Melasma is one of the most common skin conditions that are also referred to as chloasma. The condition causes the appearance of unsightly brown patches on the cheeks, face, forehead, the bridge of the nose, and on top of the upper lip. Melasma can also affect other parts of the body especially those that are exposed to the sun frequently.
Hormonal imbalance and shifts also tend to go along with frequent sun exposure which increases one’s risk for developing melasma. Melasma, for the record affects men and women, and the most affected group are women in general. Asians and Caucasians are among the most at-risk ethnicities that are affected with melasma.
Is Laser Safe and Effective for Treating Chloasma?
The primary laser treatment for melasma is the nanopulse ND: YAG laser. It targets deep and moderate skin pigmentations, especially melasma. Spectra was established back in 2012 primarily for melasma treatment, and fair enough, it delivered good results in reducing the occurrence of melasma.
If you are undergoing treatment for melasma, it is advised that you wear sunscreen whether or not it’s a sunny or cloudy day outside. Sunscreen helps to retard hyperpigmentation while your therapy is in progress.
- Less than 750 ns pulse distracts melanocytes by way of a photo-acoustic disruption technology
- This method is established to coincide with selective photothermolysis theory. The speculation states that the duration of the pulse of the laser wavelength emitted should be lower than the amount of time it takes for thermal relaxation to occur on the targeted area of the skin

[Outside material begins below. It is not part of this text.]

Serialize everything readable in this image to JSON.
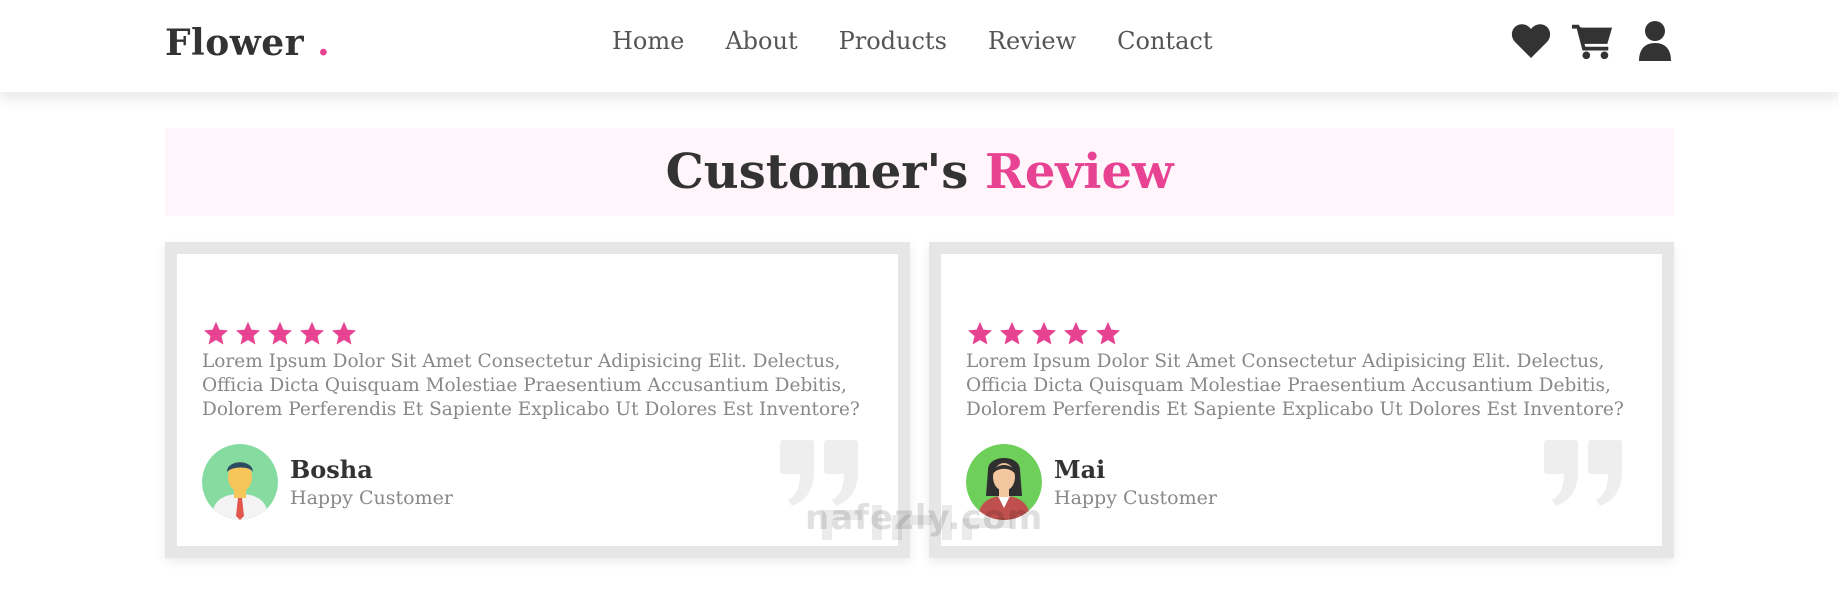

- For instance, a 1-µm melanosome projects a thermal relaxation time of approximately 0.5-1 μs